Diagnosis of contact dermatitis
Sometimes contact allergy is easy to detect and does not require specific tests. Having a very good history, including information about the work environment, hobbies, products at home and work, and sunlight increases the chances of finding a diagnosis. If the skin is not in contact with allergens, the rash will usually (but not always) disappear completely, but it will reappear even with light contact with it.
Open application tests are used to diagnose contact allergy to cosmetics such as moisturizers. The suspect product is applied to a small area of sensitive skin several times a day for several days. The inner arm of the upper arm is suitable. Contact allergy is more likely to occur if dermatitis occurs in the treated area.
Dermatologists perform patch tests on patients with contact allergies, especially if the reaction is severe, recurrent, or chronic. The tests can detect specific allergens that cause rashes.
Treatment for contact dermatitis

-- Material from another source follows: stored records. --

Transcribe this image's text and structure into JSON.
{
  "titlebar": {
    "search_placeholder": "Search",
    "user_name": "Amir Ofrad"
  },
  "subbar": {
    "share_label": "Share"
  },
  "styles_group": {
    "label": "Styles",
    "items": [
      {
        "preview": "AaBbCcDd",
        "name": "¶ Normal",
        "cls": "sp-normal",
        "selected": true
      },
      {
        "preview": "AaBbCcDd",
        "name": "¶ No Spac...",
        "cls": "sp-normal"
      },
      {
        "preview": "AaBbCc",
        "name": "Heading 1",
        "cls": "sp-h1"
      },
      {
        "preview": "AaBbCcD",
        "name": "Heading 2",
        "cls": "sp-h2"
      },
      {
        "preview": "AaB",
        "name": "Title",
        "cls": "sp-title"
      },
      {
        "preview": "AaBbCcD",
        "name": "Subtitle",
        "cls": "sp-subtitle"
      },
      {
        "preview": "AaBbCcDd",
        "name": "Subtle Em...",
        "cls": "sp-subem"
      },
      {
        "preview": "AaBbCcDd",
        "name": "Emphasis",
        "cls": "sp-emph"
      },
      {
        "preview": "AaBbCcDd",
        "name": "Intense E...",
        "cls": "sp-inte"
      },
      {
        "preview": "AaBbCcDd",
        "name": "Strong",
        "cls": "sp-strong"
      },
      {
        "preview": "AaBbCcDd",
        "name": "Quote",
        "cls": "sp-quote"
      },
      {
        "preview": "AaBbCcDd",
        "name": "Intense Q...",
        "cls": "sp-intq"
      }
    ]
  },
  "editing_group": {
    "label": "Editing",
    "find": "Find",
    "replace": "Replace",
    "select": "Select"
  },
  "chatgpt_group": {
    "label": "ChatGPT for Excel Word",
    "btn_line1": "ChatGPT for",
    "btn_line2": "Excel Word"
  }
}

Identifying the trigger is essential to give proper advice. Avoiding the treatment of hives is essential. If it cannot be avoided, the rash can become chronic, stop, and cause a significant deterioration in the quality of life. Tips may include:
- Symptoms for severe symptoms, cold compresses can help with itching.
- For patients with Ou lesions, Buro’s solution (aluminum triacetate), calamine, and/or oatmeal baths can also be used.
- In hand dermatitis, it is advisable to wash your hands frequently and use non-irritating moisturizers. Choose mild soaps, moisturizers, and detergents without dyes or fragrances. Wear gloves to protect your hands and other body parts from exposure if contact with these chemicals cannot be avoided, but be aware that you may be allergic to the chemicals in the gloves.
- In foot dermatitis, wearing protective socks can help.
- All wash skin immediately after contact with an allergen.
- Apply covers over metal fasteners on clothing to avoid contact with nickel ick.